*** Task data Section Begins ***

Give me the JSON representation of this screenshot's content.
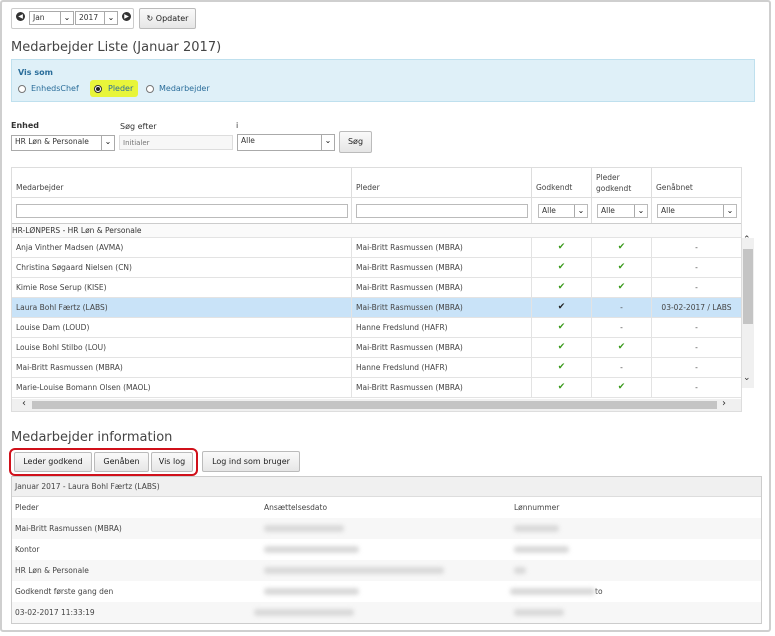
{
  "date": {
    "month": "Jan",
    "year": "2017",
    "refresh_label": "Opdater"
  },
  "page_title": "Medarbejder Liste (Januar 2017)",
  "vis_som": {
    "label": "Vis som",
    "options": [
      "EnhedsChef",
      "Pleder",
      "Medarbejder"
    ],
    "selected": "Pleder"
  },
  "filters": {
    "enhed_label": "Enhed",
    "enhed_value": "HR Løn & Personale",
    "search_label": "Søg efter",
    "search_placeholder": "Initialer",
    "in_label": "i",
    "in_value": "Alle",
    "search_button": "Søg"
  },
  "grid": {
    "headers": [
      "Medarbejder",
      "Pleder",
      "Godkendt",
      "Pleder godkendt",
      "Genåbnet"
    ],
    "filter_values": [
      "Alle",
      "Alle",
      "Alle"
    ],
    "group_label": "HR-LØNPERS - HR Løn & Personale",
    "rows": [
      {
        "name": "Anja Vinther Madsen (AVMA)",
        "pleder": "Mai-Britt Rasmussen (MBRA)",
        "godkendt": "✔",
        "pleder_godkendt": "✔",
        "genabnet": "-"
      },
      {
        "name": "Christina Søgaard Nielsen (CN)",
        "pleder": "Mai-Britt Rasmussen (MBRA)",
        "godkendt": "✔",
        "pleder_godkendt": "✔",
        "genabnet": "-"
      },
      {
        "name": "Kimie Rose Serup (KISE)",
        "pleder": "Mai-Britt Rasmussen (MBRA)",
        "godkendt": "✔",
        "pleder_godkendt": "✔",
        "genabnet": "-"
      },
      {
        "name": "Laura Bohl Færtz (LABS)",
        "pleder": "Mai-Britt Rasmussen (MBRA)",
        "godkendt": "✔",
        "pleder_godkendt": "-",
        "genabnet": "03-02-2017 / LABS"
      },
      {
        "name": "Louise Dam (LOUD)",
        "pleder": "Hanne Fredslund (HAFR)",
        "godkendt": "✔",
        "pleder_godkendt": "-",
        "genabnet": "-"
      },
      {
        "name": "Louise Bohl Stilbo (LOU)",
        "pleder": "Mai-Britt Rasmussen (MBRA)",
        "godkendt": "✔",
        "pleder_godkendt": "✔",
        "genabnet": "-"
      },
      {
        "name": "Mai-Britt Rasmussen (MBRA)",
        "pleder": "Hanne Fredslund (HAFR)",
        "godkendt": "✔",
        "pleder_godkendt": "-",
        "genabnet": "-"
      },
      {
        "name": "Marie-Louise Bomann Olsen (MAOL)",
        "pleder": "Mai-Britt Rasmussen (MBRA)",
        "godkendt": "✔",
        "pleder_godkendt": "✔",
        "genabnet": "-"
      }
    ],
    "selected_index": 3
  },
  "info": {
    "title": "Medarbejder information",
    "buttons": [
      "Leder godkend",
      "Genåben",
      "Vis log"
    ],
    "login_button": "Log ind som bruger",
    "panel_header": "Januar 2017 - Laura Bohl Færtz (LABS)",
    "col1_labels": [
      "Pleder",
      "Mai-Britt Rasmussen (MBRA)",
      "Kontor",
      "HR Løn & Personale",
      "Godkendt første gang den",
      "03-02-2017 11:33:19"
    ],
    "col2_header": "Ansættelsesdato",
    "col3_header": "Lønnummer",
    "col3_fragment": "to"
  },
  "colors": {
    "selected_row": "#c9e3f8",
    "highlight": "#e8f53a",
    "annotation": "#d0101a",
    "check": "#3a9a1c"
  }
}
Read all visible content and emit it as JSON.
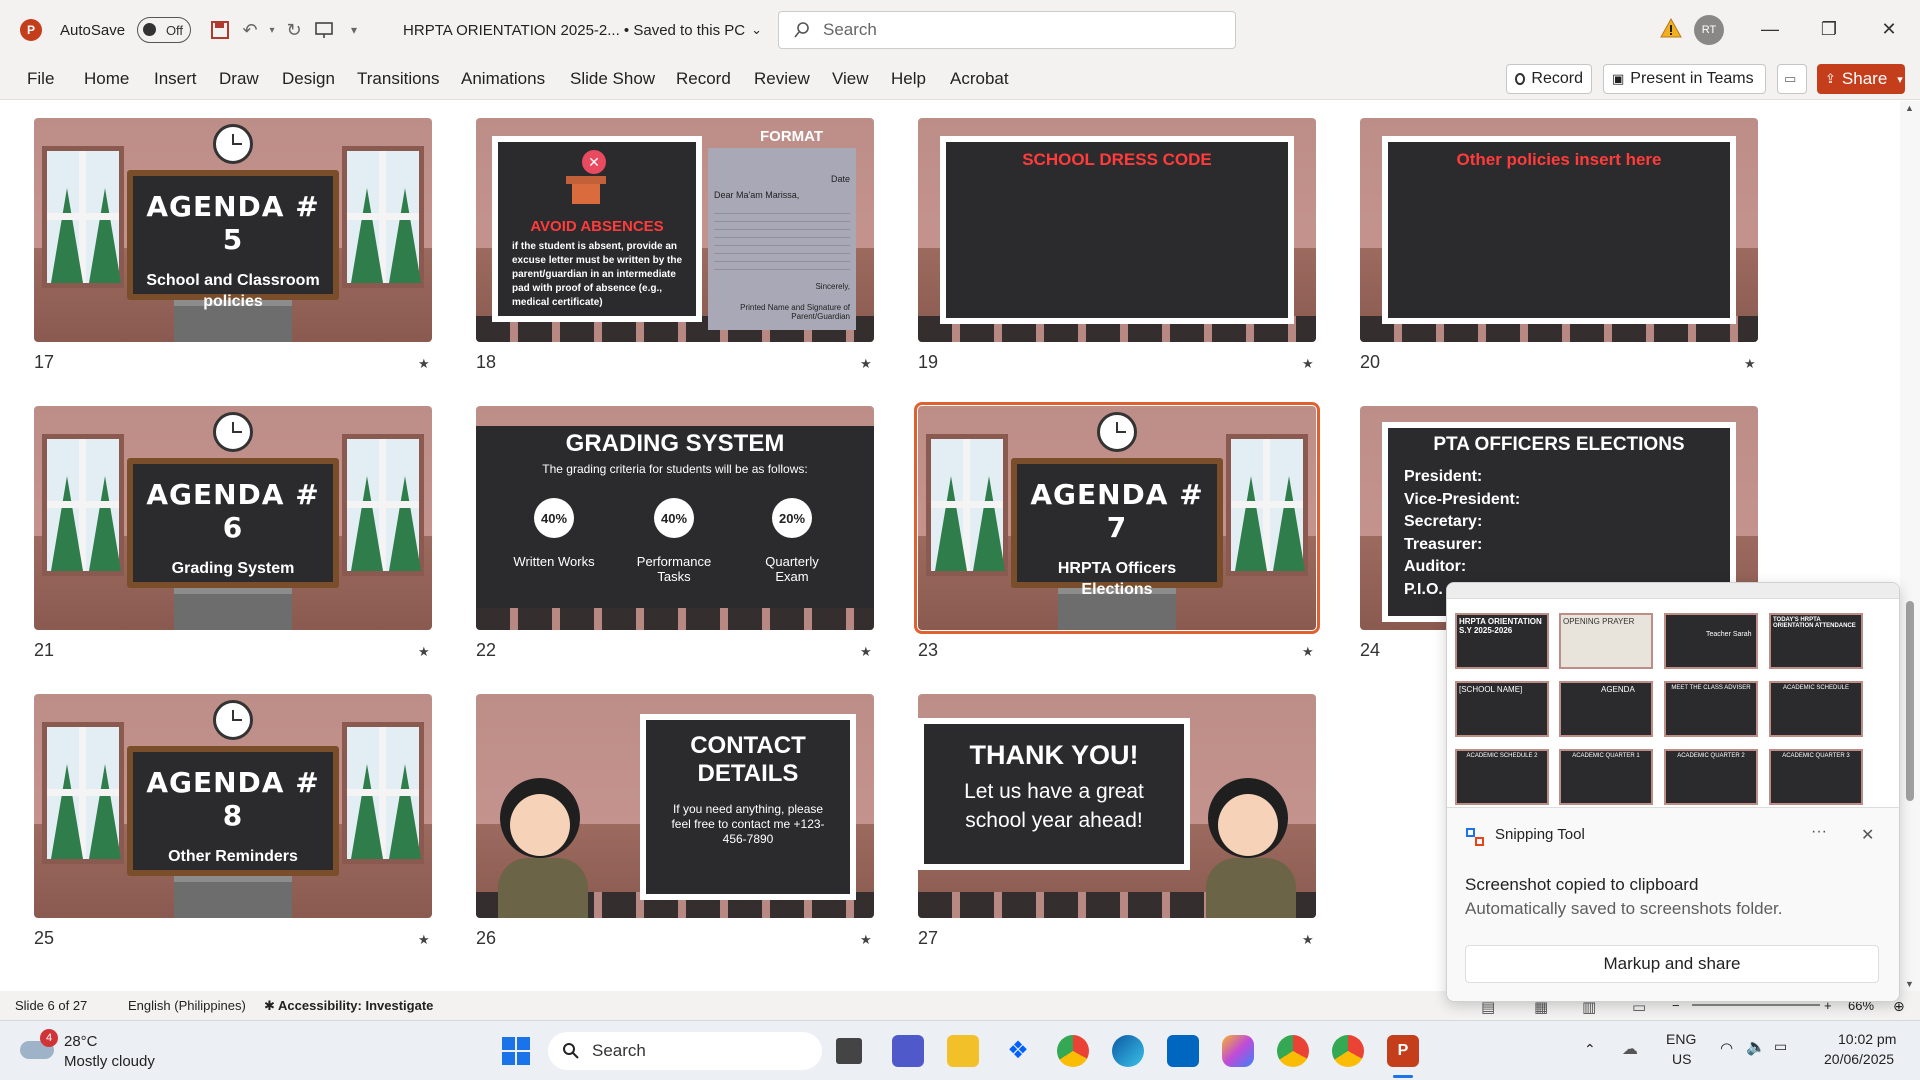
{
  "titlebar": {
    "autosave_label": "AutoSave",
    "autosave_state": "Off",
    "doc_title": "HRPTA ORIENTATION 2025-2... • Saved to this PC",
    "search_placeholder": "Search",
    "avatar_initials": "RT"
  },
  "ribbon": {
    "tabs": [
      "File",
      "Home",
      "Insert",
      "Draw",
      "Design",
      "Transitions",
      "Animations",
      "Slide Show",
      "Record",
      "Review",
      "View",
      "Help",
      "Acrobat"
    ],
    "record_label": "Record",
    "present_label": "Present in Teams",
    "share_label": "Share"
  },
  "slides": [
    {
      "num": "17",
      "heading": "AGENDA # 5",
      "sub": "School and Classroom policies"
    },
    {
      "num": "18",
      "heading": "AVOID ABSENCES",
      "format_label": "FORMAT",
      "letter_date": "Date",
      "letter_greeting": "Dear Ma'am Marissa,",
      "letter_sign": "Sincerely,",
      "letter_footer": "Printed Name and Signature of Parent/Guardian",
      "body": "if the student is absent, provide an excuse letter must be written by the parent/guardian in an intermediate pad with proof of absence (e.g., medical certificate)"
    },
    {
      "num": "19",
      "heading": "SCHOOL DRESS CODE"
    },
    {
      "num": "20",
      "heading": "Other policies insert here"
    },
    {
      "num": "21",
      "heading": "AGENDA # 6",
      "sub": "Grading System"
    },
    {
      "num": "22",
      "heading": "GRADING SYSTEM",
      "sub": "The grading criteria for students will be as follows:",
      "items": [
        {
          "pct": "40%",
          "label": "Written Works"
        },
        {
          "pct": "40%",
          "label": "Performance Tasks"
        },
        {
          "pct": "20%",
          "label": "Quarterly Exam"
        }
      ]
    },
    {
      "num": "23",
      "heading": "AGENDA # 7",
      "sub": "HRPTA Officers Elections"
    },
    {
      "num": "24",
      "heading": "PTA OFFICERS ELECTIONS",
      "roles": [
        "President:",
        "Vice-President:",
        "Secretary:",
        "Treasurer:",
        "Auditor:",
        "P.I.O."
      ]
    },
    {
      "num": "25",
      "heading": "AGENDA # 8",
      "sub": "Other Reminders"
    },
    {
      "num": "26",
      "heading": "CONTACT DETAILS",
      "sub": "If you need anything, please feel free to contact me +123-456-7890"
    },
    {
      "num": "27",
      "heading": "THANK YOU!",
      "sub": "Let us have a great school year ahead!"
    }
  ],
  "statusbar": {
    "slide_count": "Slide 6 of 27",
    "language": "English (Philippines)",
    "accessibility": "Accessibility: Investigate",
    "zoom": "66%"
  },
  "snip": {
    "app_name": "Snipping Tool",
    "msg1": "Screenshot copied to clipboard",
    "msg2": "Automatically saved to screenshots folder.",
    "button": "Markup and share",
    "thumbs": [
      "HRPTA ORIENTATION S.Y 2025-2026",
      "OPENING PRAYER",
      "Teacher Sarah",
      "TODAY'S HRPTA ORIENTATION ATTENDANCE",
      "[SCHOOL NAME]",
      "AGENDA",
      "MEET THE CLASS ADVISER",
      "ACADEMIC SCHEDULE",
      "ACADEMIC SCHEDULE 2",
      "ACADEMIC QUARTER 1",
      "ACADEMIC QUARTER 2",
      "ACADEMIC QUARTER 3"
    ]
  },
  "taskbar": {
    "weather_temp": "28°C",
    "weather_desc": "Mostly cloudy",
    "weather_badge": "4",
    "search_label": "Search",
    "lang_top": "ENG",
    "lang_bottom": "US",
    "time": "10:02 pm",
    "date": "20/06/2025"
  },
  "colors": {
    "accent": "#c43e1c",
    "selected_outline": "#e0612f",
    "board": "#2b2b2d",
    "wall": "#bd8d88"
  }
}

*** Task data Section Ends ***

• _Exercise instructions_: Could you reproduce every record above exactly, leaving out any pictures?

• _Exercise solution_:
Give me the JSON representation of this screenshot's content.
{
  "date": {
    "month": "Jan",
    "year": "2017",
    "refresh_label": "Opdater"
  },
  "page_title": "Medarbejder Liste (Januar 2017)",
  "vis_som": {
    "label": "Vis som",
    "options": [
      "EnhedsChef",
      "Pleder",
      "Medarbejder"
    ],
    "selected": "Pleder"
  },
  "filters": {
    "enhed_label": "Enhed",
    "enhed_value": "HR Løn & Personale",
    "search_label": "Søg efter",
    "search_placeholder": "Initialer",
    "in_label": "i",
    "in_value": "Alle",
    "search_button": "Søg"
  },
  "grid": {
    "headers": [
      "Medarbejder",
      "Pleder",
      "Godkendt",
      "Pleder godkendt",
      "Genåbnet"
    ],
    "filter_values": [
      "Alle",
      "Alle",
      "Alle"
    ],
    "group_label": "HR-LØNPERS - HR Løn & Personale",
    "rows": [
      {
        "name": "Anja Vinther Madsen (AVMA)",
        "pleder": "Mai-Britt Rasmussen (MBRA)",
        "godkendt": "✔",
        "pleder_godkendt": "✔",
        "genabnet": "-"
      },
      {
        "name": "Christina Søgaard Nielsen (CN)",
        "pleder": "Mai-Britt Rasmussen (MBRA)",
        "godkendt": "✔",
        "pleder_godkendt": "✔",
        "genabnet": "-"
      },
      {
        "name": "Kimie Rose Serup (KISE)",
        "pleder": "Mai-Britt Rasmussen (MBRA)",
        "godkendt": "✔",
        "pleder_godkendt": "✔",
        "genabnet": "-"
      },
      {
        "name": "Laura Bohl Færtz (LABS)",
        "pleder": "Mai-Britt Rasmussen (MBRA)",
        "godkendt": "✔",
        "pleder_godkendt": "-",
        "genabnet": "03-02-2017 / LABS"
      },
      {
        "name": "Louise Dam (LOUD)",
        "pleder": "Hanne Fredslund (HAFR)",
        "godkendt": "✔",
        "pleder_godkendt": "-",
        "genabnet": "-"
      },
      {
        "name": "Louise Bohl Stilbo (LOU)",
        "pleder": "Mai-Britt Rasmussen (MBRA)",
        "godkendt": "✔",
        "pleder_godkendt": "✔",
        "genabnet": "-"
      },
      {
        "name": "Mai-Britt Rasmussen (MBRA)",
        "pleder": "Hanne Fredslund (HAFR)",
        "godkendt": "✔",
        "pleder_godkendt": "-",
        "genabnet": "-"
      },
      {
        "name": "Marie-Louise Bomann Olsen (MAOL)",
        "pleder": "Mai-Britt Rasmussen (MBRA)",
        "godkendt": "✔",
        "pleder_godkendt": "✔",
        "genabnet": "-"
      }
    ],
    "selected_index": 3
  },
  "info": {
    "title": "Medarbejder information",
    "buttons": [
      "Leder godkend",
      "Genåben",
      "Vis log"
    ],
    "login_button": "Log ind som bruger",
    "panel_header": "Januar 2017 - Laura Bohl Færtz (LABS)",
    "col1_labels": [
      "Pleder",
      "Mai-Britt Rasmussen (MBRA)",
      "Kontor",
      "HR Løn & Personale",
      "Godkendt første gang den",
      "03-02-2017 11:33:19"
    ],
    "col2_header": "Ansættelsesdato",
    "col3_header": "Lønnummer",
    "col3_fragment": "to"
  },
  "colors": {
    "selected_row": "#c9e3f8",
    "highlight": "#e8f53a",
    "annotation": "#d0101a",
    "check": "#3a9a1c"
  }
}
Read all visible content and emit it as JSON.
{
  "titlebar": {
    "autosave_label": "AutoSave",
    "autosave_state": "Off",
    "doc_title": "HRPTA ORIENTATION 2025-2... • Saved to this PC",
    "search_placeholder": "Search",
    "avatar_initials": "RT"
  },
  "ribbon": {
    "tabs": [
      "File",
      "Home",
      "Insert",
      "Draw",
      "Design",
      "Transitions",
      "Animations",
      "Slide Show",
      "Record",
      "Review",
      "View",
      "Help",
      "Acrobat"
    ],
    "record_label": "Record",
    "present_label": "Present in Teams",
    "share_label": "Share"
  },
  "slides": [
    {
      "num": "17",
      "heading": "AGENDA # 5",
      "sub": "School and Classroom policies"
    },
    {
      "num": "18",
      "heading": "AVOID ABSENCES",
      "format_label": "FORMAT",
      "letter_date": "Date",
      "letter_greeting": "Dear Ma'am Marissa,",
      "letter_sign": "Sincerely,",
      "letter_footer": "Printed Name and Signature of Parent/Guardian",
      "body": "if the student is absent, provide an excuse letter must be written by the parent/guardian in an intermediate pad with proof of absence (e.g., medical certificate)"
    },
    {
      "num": "19",
      "heading": "SCHOOL DRESS CODE"
    },
    {
      "num": "20",
      "heading": "Other policies insert here"
    },
    {
      "num": "21",
      "heading": "AGENDA # 6",
      "sub": "Grading System"
    },
    {
      "num": "22",
      "heading": "GRADING SYSTEM",
      "sub": "The grading criteria for students will be as follows:",
      "items": [
        {
          "pct": "40%",
          "label": "Written Works"
        },
        {
          "pct": "40%",
          "label": "Performance Tasks"
        },
        {
          "pct": "20%",
          "label": "Quarterly Exam"
        }
      ]
    },
    {
      "num": "23",
      "heading": "AGENDA # 7",
      "sub": "HRPTA Officers Elections"
    },
    {
      "num": "24",
      "heading": "PTA OFFICERS ELECTIONS",
      "roles": [
        "President:",
        "Vice-President:",
        "Secretary:",
        "Treasurer:",
        "Auditor:",
        "P.I.O."
      ]
    },
    {
      "num": "25",
      "heading": "AGENDA # 8",
      "sub": "Other Reminders"
    },
    {
      "num": "26",
      "heading": "CONTACT DETAILS",
      "sub": "If you need anything, please feel free to contact me +123-456-7890"
    },
    {
      "num": "27",
      "heading": "THANK YOU!",
      "sub": "Let us have a great school year ahead!"
    }
  ],
  "statusbar": {
    "slide_count": "Slide 6 of 27",
    "language": "English (Philippines)",
    "accessibility": "Accessibility: Investigate",
    "zoom": "66%"
  },
  "snip": {
    "app_name": "Snipping Tool",
    "msg1": "Screenshot copied to clipboard",
    "msg2": "Automatically saved to screenshots folder.",
    "button": "Markup and share",
    "thumbs": [
      "HRPTA ORIENTATION S.Y 2025-2026",
      "OPENING PRAYER",
      "Teacher Sarah",
      "TODAY'S HRPTA ORIENTATION ATTENDANCE",
      "[SCHOOL NAME]",
      "AGENDA",
      "MEET THE CLASS ADVISER",
      "ACADEMIC SCHEDULE",
      "ACADEMIC SCHEDULE 2",
      "ACADEMIC QUARTER 1",
      "ACADEMIC QUARTER 2",
      "ACADEMIC QUARTER 3"
    ]
  },
  "taskbar": {
    "weather_temp": "28°C",
    "weather_desc": "Mostly cloudy",
    "weather_badge": "4",
    "search_label": "Search",
    "lang_top": "ENG",
    "lang_bottom": "US",
    "time": "10:02 pm",
    "date": "20/06/2025"
  },
  "colors": {
    "accent": "#c43e1c",
    "selected_outline": "#e0612f",
    "board": "#2b2b2d",
    "wall": "#bd8d88"
  }
}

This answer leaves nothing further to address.